EXERCISE BRIEF
The word "leoskoli" marks the lines to report; pull each of them from the listing.
[DATA Boundary: Start]
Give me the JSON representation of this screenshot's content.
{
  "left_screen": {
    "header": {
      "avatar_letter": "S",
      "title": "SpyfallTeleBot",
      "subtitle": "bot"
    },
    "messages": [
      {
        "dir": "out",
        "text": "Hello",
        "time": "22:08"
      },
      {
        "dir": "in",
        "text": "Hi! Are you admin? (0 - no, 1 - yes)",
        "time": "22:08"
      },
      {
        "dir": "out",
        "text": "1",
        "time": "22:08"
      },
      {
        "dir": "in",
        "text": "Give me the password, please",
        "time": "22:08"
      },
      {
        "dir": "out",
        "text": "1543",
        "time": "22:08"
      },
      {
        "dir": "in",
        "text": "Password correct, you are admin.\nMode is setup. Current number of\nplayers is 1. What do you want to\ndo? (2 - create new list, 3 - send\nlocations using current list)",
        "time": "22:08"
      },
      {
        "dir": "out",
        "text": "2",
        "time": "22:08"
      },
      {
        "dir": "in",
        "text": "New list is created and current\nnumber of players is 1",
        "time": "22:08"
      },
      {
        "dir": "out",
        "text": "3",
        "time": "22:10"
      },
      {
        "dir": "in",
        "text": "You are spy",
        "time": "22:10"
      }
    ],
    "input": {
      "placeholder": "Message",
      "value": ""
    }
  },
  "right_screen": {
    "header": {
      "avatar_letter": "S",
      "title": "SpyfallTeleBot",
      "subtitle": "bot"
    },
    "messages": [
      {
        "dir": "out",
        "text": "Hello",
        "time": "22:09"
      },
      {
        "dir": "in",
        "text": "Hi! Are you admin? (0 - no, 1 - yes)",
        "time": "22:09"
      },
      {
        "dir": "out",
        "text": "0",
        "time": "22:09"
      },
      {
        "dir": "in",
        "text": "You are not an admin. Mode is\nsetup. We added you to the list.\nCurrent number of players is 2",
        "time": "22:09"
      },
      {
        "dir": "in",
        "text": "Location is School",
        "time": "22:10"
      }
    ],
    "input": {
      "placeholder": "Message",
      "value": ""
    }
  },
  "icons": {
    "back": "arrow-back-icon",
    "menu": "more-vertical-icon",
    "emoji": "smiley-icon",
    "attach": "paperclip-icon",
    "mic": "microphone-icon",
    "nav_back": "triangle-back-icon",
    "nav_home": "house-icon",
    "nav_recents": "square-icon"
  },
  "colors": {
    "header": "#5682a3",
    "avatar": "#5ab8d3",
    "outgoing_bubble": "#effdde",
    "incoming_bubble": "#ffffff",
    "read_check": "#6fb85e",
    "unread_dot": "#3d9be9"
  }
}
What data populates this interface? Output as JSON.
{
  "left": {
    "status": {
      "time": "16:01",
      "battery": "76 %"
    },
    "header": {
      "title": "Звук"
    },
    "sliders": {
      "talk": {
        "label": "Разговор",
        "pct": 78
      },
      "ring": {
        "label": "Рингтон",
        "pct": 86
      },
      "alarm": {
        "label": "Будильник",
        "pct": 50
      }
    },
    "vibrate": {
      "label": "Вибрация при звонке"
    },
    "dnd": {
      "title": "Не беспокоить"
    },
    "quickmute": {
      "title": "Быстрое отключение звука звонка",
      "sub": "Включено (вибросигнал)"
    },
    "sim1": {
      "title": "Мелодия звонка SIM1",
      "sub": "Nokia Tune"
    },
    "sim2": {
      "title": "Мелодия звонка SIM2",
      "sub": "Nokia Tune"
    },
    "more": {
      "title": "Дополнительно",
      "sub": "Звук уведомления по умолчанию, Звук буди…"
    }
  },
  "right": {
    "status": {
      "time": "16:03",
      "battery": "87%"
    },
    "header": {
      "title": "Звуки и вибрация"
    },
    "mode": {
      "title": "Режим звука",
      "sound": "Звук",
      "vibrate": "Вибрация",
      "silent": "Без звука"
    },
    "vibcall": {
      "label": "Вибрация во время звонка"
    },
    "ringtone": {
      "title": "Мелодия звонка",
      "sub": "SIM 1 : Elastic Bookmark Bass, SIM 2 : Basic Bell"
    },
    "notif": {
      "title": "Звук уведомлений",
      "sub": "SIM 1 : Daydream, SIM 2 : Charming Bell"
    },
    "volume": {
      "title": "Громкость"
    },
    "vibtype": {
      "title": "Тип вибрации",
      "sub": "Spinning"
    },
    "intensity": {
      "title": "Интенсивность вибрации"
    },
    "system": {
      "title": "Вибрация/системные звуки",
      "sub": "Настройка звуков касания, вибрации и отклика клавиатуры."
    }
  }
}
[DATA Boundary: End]
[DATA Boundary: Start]
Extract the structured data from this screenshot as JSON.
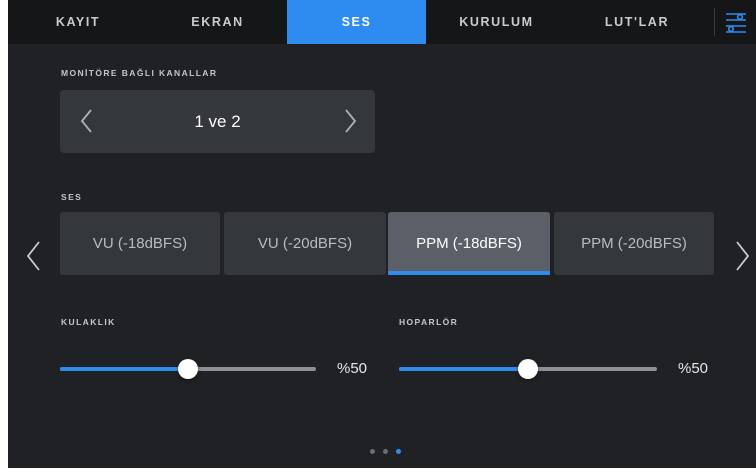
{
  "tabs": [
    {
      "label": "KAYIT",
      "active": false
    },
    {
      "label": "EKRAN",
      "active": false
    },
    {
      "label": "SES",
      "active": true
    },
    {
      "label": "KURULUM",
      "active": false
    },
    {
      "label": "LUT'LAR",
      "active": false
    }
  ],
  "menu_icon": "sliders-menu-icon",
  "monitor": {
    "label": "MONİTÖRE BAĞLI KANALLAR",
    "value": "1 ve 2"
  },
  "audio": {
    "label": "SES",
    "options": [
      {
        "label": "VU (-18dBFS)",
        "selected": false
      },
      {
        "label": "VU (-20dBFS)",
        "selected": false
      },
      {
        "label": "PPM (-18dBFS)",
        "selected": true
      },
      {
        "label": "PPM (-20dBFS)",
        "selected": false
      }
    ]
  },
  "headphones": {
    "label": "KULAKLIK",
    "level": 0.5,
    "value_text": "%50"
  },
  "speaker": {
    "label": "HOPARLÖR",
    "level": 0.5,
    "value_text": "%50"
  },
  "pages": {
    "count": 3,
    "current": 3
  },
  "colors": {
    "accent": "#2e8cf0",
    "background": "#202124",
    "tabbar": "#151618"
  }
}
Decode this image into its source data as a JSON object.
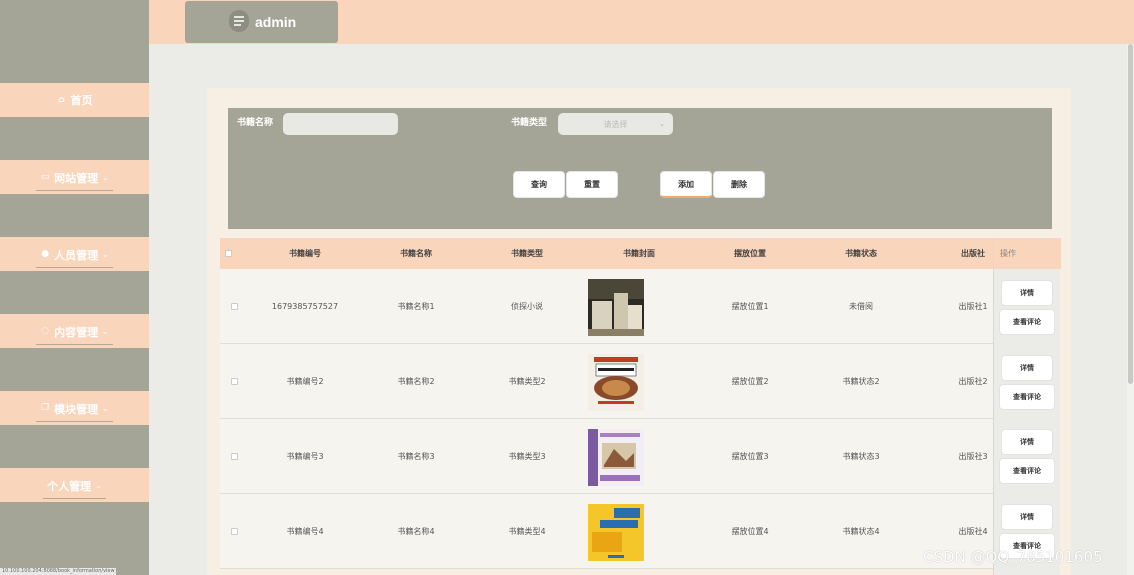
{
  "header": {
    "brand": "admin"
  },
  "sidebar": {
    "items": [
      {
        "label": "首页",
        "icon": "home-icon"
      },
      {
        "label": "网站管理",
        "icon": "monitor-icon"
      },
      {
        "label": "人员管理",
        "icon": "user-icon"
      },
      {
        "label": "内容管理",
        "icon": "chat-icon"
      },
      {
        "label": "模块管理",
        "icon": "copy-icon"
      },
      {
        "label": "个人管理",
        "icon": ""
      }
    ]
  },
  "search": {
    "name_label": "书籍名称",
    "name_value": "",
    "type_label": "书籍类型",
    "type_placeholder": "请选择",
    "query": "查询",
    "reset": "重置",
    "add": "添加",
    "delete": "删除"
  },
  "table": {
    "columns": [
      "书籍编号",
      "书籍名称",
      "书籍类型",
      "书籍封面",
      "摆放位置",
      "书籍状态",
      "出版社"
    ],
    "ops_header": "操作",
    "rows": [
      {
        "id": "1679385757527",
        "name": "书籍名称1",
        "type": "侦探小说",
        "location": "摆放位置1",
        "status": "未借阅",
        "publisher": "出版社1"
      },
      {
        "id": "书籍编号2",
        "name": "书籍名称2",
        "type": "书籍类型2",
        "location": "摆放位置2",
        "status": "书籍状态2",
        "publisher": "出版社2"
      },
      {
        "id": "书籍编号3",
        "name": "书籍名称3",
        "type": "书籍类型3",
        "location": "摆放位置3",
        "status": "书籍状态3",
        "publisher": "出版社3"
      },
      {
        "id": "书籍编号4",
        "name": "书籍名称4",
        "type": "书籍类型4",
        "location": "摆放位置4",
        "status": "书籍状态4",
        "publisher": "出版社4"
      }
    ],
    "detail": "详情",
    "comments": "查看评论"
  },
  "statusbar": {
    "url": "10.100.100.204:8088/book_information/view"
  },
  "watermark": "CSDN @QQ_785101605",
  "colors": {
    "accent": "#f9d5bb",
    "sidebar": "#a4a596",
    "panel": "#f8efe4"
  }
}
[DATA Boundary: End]
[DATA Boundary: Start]
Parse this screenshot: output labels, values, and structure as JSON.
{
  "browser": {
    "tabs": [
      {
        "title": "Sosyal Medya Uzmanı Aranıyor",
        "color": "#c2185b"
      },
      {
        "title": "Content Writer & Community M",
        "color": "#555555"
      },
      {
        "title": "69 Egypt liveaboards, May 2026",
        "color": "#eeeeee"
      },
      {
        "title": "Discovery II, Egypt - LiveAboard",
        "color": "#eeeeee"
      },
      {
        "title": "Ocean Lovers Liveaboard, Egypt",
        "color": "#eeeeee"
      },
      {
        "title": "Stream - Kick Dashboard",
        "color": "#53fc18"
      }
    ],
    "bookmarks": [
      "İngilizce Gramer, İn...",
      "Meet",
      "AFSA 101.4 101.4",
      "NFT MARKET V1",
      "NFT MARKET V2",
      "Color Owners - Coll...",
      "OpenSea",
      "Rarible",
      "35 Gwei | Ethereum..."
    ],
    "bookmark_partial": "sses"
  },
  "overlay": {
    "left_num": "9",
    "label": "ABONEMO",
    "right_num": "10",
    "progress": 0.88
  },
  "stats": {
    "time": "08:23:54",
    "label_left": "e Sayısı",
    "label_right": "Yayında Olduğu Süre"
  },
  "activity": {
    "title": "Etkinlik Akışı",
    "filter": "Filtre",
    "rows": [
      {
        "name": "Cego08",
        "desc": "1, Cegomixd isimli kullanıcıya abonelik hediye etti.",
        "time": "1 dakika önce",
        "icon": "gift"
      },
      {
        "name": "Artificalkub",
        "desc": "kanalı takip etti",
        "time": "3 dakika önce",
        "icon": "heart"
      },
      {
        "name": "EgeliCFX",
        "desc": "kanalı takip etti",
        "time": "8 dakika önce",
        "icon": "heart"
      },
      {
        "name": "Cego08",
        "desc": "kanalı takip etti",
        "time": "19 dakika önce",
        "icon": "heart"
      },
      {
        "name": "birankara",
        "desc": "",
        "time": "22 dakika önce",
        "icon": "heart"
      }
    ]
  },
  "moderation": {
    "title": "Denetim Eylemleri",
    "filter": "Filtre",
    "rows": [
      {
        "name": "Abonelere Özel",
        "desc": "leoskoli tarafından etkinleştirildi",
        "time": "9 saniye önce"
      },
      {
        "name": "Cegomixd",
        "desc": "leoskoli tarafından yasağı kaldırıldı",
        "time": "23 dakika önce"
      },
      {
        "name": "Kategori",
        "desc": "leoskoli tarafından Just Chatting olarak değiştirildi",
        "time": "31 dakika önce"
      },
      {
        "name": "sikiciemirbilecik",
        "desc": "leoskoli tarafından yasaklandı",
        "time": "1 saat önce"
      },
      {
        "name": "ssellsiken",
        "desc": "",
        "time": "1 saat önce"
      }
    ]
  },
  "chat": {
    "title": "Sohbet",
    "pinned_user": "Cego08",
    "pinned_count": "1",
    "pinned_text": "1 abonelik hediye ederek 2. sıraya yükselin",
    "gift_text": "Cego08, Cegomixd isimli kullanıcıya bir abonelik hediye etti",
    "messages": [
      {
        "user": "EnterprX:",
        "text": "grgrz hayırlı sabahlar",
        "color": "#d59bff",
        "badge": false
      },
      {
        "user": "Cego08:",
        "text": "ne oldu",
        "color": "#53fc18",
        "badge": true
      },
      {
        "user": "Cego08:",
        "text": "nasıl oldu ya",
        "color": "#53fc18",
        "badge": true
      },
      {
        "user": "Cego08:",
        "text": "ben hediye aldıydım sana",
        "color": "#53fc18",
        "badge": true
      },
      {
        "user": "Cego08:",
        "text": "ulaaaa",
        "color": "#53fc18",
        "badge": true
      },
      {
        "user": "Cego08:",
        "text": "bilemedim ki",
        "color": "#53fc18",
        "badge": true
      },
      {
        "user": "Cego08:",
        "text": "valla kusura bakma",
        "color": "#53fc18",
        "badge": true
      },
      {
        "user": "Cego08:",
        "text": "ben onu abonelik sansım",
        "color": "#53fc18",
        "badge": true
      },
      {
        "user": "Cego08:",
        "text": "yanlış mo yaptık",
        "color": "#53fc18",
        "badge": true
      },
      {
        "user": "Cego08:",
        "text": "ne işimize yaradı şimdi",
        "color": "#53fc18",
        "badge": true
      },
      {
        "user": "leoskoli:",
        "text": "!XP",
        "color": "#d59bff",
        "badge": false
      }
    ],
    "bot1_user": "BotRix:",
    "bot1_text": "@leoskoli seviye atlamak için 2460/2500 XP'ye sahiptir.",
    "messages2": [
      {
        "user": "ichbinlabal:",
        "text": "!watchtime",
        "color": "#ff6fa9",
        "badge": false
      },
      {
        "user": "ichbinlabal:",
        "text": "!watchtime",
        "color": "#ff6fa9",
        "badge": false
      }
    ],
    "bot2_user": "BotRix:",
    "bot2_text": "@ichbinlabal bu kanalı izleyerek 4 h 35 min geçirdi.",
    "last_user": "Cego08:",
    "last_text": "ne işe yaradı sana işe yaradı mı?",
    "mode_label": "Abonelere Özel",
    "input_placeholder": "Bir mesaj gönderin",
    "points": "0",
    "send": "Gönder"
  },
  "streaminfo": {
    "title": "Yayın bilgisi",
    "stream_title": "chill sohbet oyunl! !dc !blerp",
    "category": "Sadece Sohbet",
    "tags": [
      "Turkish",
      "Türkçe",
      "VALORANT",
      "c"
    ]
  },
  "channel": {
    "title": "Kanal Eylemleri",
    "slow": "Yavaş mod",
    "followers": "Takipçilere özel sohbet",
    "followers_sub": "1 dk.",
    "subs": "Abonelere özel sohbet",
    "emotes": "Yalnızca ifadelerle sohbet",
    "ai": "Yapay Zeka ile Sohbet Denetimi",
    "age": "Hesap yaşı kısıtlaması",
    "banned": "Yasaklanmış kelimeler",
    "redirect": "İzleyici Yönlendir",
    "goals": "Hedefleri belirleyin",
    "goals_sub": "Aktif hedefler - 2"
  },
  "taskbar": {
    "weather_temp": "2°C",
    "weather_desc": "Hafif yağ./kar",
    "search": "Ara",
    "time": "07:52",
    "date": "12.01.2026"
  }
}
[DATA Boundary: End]
OUTPUT
        "desc": "leoskoli tarafından etkinleştirildi",
        "desc": "leoskoli tarafından yasağı kaldırıldı",
        "desc": "leoskoli tarafından Just Chatting olarak değiştirildi",
        "desc": "leoskoli tarafından yasaklandı",
        "user": "leoskoli:",
    "bot1_text": "@leoskoli seviye atlamak için 2460/2500 XP'ye sahiptir.",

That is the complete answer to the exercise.